Data to use below:
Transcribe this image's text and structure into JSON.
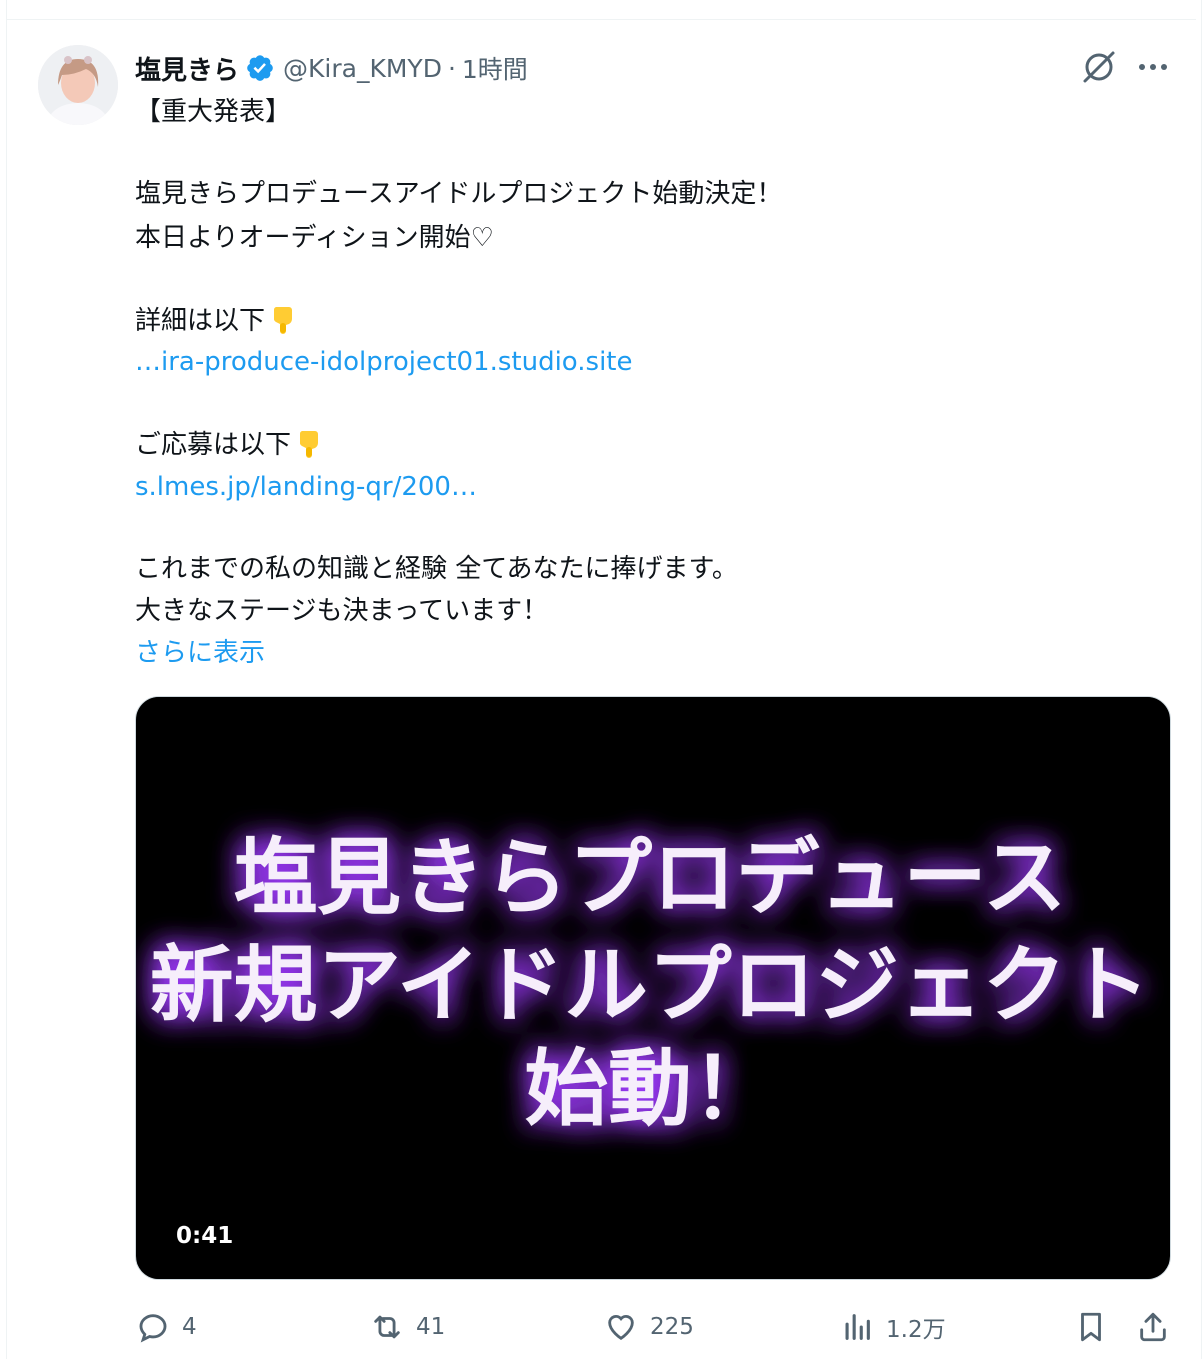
{
  "author": {
    "name": "塩見きら",
    "handle": "@Kira_KMYD",
    "separator": "·",
    "time": "1時間"
  },
  "post": {
    "line1": "【重大発表】",
    "line2": "塩見きらプロデュースアイドルプロジェクト始動決定！",
    "line3": "本日よりオーディション開始♡",
    "line4": "詳細は以下",
    "link1": "…ira-produce-idolproject01.studio.site",
    "line5": "ご応募は以下",
    "link2": "s.lmes.jp/landing-qr/200…",
    "line6": "これまでの私の知識と経験 全てあなたに捧げます。",
    "line7": "大きなステージも決まっています！",
    "show_more": "さらに表示"
  },
  "video": {
    "title_line1": "塩見きらプロデュース",
    "title_line2": "新規アイドルプロジェクト",
    "title_line3": "始動！",
    "duration": "0:41"
  },
  "actions": {
    "replies": "4",
    "reposts": "41",
    "likes": "225",
    "views": "1.2万"
  },
  "colors": {
    "accent": "#1d9bf0",
    "secondary_text": "#536471",
    "glow": "#a03cff"
  }
}
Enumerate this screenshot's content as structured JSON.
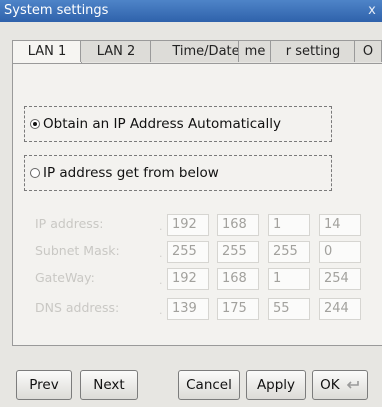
{
  "window": {
    "title": "System settings",
    "close_symbol": "x"
  },
  "tabs": [
    {
      "label": "LAN 1",
      "active": true
    },
    {
      "label": "LAN 2",
      "active": false
    },
    {
      "label": "Time/Date",
      "active": false
    },
    {
      "label": "me",
      "active": false
    },
    {
      "label": "r setting",
      "active": false
    },
    {
      "label": "O",
      "active": false
    }
  ],
  "options": {
    "auto": {
      "label": "Obtain an IP Address Automatically",
      "selected": true
    },
    "manual": {
      "label": "IP address get from below",
      "selected": false
    }
  },
  "fields": [
    {
      "label": "IP address:",
      "values": [
        "192",
        "168",
        "1",
        "14"
      ]
    },
    {
      "label": "Subnet Mask:",
      "values": [
        "255",
        "255",
        "255",
        "0"
      ]
    },
    {
      "label": "GateWay:",
      "values": [
        "192",
        "168",
        "1",
        "254"
      ]
    },
    {
      "label": "DNS address:",
      "values": [
        "139",
        "175",
        "55",
        "244"
      ]
    }
  ],
  "buttons": {
    "prev": "Prev",
    "next": "Next",
    "cancel": "Cancel",
    "apply": "Apply",
    "ok": "OK",
    "ok_icon": "enter-icon"
  },
  "colors": {
    "titlebar": "#3a6fb8",
    "disabled_text": "#c9c8c4"
  }
}
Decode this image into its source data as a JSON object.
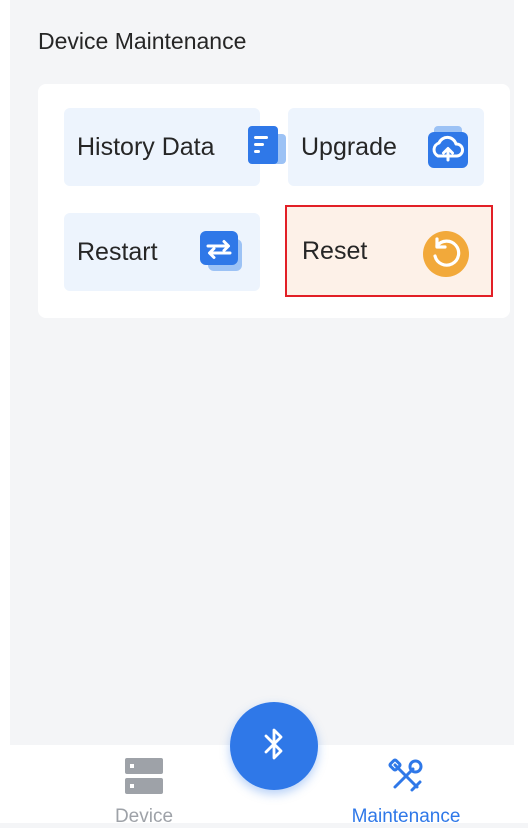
{
  "header": {
    "title": "Device Maintenance"
  },
  "tiles": [
    {
      "label": "History Data",
      "icon": "document-icon"
    },
    {
      "label": "Upgrade",
      "icon": "cloud-upload-icon"
    },
    {
      "label": "Restart",
      "icon": "swap-arrows-icon"
    },
    {
      "label": "Reset",
      "icon": "reset-icon"
    }
  ],
  "bottom_nav": {
    "tabs": [
      {
        "label": "Device",
        "icon": "server-icon",
        "active": false
      },
      {
        "label": "Maintenance",
        "icon": "tools-icon",
        "active": true
      }
    ],
    "center_button_icon": "bluetooth-icon"
  },
  "colors": {
    "accent": "#2f78e8",
    "reset_highlight_border": "#e21f26",
    "reset_icon": "#f2a93a",
    "inactive_tab": "#9ea2a8"
  }
}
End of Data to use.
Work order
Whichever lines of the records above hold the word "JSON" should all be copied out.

Output
Transcribe this image's text and structure into JSON.
Enumerate this screenshot's content as structured JSON.
Decode this image into its source data as a JSON object.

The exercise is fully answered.